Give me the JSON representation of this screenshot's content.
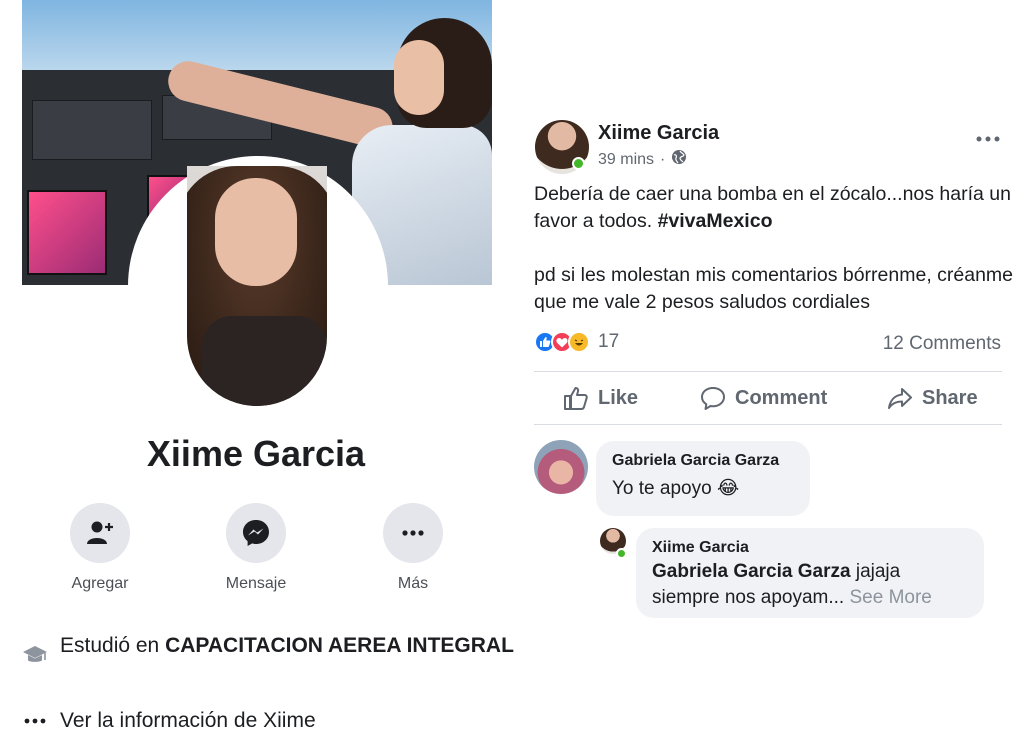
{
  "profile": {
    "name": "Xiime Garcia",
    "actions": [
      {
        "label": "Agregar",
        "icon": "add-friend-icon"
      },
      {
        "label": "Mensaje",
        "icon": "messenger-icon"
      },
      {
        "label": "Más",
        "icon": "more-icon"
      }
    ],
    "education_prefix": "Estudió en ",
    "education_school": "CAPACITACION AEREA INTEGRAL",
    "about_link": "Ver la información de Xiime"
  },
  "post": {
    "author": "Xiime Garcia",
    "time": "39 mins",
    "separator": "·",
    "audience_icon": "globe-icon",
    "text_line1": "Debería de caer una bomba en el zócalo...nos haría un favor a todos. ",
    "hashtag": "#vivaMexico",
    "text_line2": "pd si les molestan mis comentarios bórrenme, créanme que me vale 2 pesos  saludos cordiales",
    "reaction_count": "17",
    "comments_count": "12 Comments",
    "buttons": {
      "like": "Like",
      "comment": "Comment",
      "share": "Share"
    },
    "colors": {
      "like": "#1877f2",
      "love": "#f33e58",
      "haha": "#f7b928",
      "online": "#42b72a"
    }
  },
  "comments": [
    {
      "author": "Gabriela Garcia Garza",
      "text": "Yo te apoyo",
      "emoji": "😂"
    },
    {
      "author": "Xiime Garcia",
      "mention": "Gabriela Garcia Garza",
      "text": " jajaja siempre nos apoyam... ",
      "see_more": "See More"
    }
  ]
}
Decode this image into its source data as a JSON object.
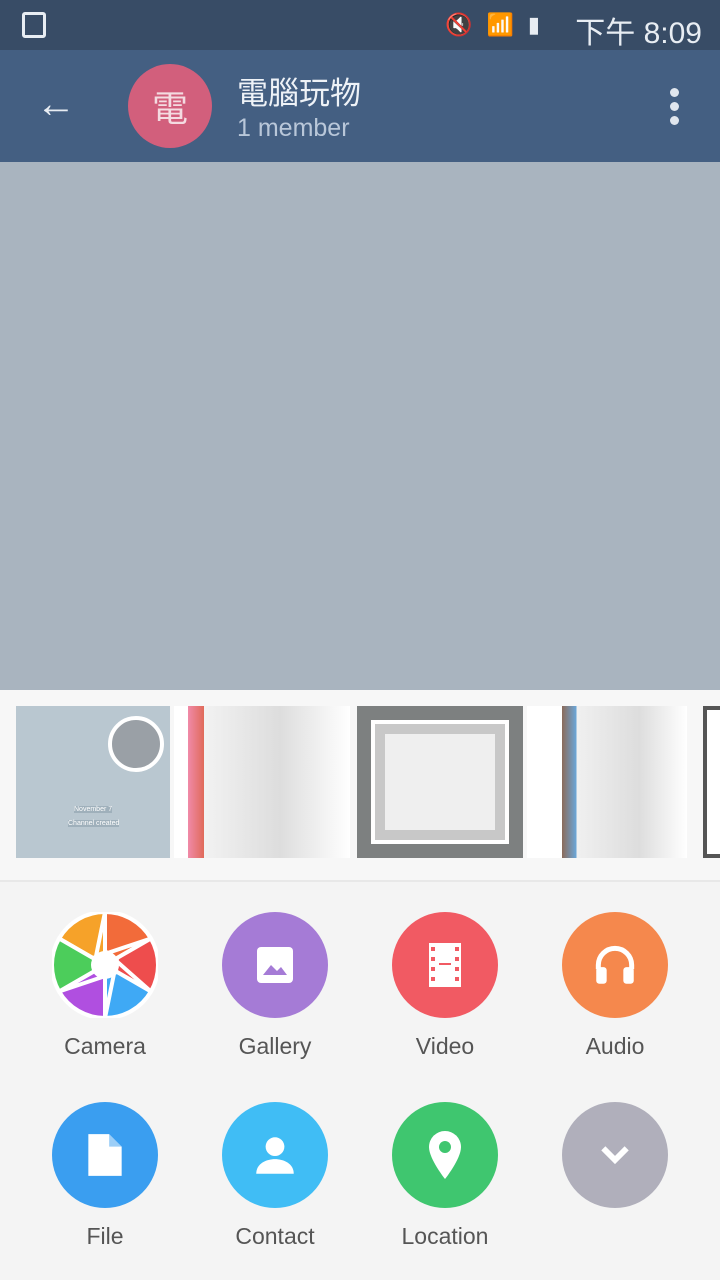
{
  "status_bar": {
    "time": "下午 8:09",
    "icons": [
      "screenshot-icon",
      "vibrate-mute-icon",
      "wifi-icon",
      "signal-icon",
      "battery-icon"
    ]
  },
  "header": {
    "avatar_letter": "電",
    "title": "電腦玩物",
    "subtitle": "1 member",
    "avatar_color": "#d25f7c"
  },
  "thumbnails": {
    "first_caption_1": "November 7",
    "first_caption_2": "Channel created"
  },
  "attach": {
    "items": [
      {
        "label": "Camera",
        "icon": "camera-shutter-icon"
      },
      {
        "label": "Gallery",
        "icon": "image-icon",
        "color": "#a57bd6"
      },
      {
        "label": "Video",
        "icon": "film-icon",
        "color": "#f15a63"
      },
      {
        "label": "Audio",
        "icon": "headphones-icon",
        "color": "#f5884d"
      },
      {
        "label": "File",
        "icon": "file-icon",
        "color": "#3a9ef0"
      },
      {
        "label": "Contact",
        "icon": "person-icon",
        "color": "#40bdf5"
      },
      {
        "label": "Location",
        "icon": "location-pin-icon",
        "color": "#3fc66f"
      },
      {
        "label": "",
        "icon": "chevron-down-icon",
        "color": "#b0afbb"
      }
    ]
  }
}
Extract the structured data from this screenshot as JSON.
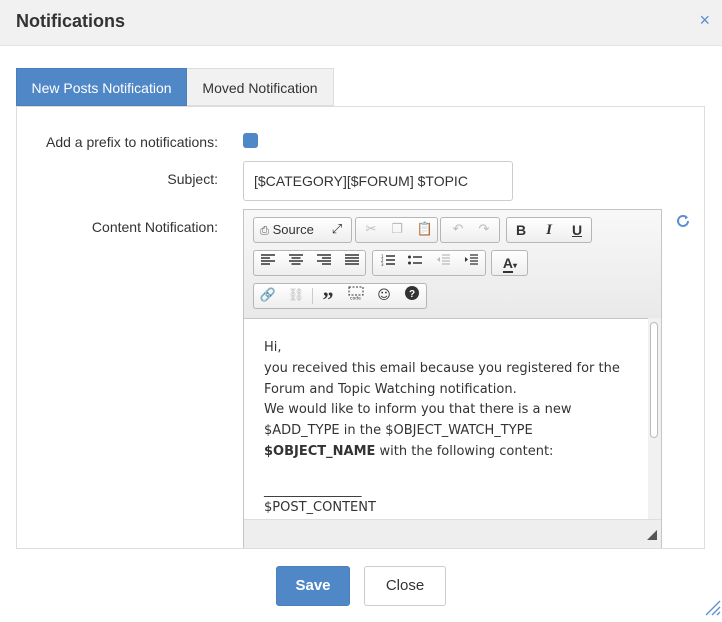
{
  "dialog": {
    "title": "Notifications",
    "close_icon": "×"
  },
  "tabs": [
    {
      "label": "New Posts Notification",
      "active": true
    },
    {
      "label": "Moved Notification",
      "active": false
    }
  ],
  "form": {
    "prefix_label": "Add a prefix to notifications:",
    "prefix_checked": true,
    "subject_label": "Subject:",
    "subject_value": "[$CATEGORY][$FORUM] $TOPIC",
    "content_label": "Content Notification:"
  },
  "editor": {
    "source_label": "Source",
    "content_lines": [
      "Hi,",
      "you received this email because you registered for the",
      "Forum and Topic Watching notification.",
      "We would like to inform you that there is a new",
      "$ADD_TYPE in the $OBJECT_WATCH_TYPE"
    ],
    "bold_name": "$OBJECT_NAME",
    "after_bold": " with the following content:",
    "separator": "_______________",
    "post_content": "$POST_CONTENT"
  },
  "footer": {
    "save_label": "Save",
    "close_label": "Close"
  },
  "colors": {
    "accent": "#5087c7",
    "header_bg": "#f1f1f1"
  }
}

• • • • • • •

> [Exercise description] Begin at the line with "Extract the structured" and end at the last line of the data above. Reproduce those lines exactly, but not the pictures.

> [Exercise solution]
Extract the structured data from this screenshot as JSON.
{
  "dialog": {
    "title": "Notifications",
    "close_icon": "×"
  },
  "tabs": [
    {
      "label": "New Posts Notification",
      "active": true
    },
    {
      "label": "Moved Notification",
      "active": false
    }
  ],
  "form": {
    "prefix_label": "Add a prefix to notifications:",
    "prefix_checked": true,
    "subject_label": "Subject:",
    "subject_value": "[$CATEGORY][$FORUM] $TOPIC",
    "content_label": "Content Notification:"
  },
  "editor": {
    "source_label": "Source",
    "content_lines": [
      "Hi,",
      "you received this email because you registered for the",
      "Forum and Topic Watching notification.",
      "We would like to inform you that there is a new",
      "$ADD_TYPE in the $OBJECT_WATCH_TYPE"
    ],
    "bold_name": "$OBJECT_NAME",
    "after_bold": " with the following content:",
    "separator": "_______________",
    "post_content": "$POST_CONTENT"
  },
  "footer": {
    "save_label": "Save",
    "close_label": "Close"
  },
  "colors": {
    "accent": "#5087c7",
    "header_bg": "#f1f1f1"
  }
}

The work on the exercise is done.